Twickenham’s own Anna Calvi, had an eponymous debut outing that shimmied through the shipwrecks of tragedy, hydrochloric lust and the shivering bones of the Grim Reaper, and its follow up One Breath is reluctant to let those themes settle in any form of resting place. Calvi returns to the scenes of her most infamous crimes, but with designs to unleash hell; her second LP does tread familiar thematic territory, but now she’s got the cojones to do it via swaggering Freddie Mercury-esque struts, the delirious grandeur of Matt Bellamy in the deepest trenches of his megalomania and the sheer gothicity of the new class of dark-pop like Nadine Shah, Chelsea Wolfe or Anna Von Hausswolff. Everything’s just turned up to 11: the louds are louder and the quiets quieter.
On ‘Sing To Me’, for example, she follows her familiar post-rock structure of eggshell-china fragility to climactic, operatic dramatics. It begins a macabre tango – her oft-noted flamenco guitars/style rearing its head – and slowly, but gradually becomes engorged with cinematic ’60s strings until you’re almost completely certain that its the leaked opening number for the next James Bond flick. ‘Piece By Piece’, opens with tangled-web staccato strings and quasi-R&B beats, Calvi’s dusty vocals mimicking a lascivious axe riff; it’s like Haim if they dabbled in benzos, even down to the similarities between huge farty brass-bass (check ‘My Song 5′ by Haim).
There are times that are more reeled in though. ‘Cry’ leans heavily on Calvi’s golden pipes – not a bad thing by any stretch – with harmonic organs and a jazzy rhythmic pulse. Guitars occasionally thrash and squeal, but it’s more for a contrast than a girder of the song. ‘Bleed Into Me’ proudly presents tormented melodies amongst the everlasting echo of reverb-laced backing vox. It’s a hymnal cut, dressed with swampy fretwork and the morose keys. ‘The Bridge’, is a more experimental effort than much of the album. Mammoth, swirling vocals and synth pads all pirouette together, whisked into a brew by Macbeth‘s witches. Calvi still stirs commotion, but with silence and ethereal tension rather than snarls and volume. It’s short and bittersweet.

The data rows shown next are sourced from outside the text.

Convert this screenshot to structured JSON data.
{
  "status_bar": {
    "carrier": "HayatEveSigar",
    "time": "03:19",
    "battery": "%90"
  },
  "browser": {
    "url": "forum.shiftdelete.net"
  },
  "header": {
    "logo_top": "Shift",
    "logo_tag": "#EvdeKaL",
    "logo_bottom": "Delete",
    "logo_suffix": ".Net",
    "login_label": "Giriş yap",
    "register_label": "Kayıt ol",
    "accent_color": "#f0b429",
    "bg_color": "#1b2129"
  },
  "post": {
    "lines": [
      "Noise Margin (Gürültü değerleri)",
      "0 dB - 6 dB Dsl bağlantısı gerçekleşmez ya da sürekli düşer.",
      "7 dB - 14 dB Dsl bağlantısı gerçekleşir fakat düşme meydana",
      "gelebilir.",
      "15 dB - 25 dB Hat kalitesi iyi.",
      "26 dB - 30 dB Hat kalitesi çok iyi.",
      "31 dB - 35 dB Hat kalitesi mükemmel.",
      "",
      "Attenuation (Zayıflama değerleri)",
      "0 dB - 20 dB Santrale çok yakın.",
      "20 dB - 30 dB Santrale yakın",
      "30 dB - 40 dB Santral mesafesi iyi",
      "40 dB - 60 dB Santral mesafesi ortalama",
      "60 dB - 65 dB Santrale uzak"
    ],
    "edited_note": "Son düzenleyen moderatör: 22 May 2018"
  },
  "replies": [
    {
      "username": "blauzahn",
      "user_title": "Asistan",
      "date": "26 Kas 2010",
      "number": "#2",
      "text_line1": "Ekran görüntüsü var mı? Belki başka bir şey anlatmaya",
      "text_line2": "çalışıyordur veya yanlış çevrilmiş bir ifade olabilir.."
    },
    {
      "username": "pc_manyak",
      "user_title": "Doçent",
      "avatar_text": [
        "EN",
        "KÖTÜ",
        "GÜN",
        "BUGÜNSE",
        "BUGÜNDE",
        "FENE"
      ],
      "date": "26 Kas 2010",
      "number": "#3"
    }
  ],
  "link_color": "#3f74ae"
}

The other major facet – we’ve covered the epic goth-stomp and the maudlin tears – is her salacious side. ‘Love Of My Life’, á la The Kills’ ‘Cheap and Cheerful’ or Lykke Li‘s ‘Get Some’ is a grinding abyss of distortion, thumping rock licks and filthy, tribal percussion. It’s big, dirty, obscene, NSFW rock thuggishness. This debauched streak through Calvi’s noises aren’t as present as some other elements, but on nigh every other track there’ll be a stab of strings or a churning fuzz or a gasping breath that will just have you thrust into a world of goosebumps and blacklights. It’s subtle, but even amongst the operatic art-rock kerfuffle, it’s still noticeable.
Anna Calvi’s second record pushes her own boundaries – she doesn’t develop many groundbreaking discoveries or reinvent any wheels in the grander scope of things, but compared to her first LP, we’ve got something far removed. It’s haughtier, humbler, more powerful, more delicate; it’s like Anna Calvi was dipping a toe in the sea, and now that she knows that the world rather quite approves of her, she’s ripped the ripcord and is delivering the beast within.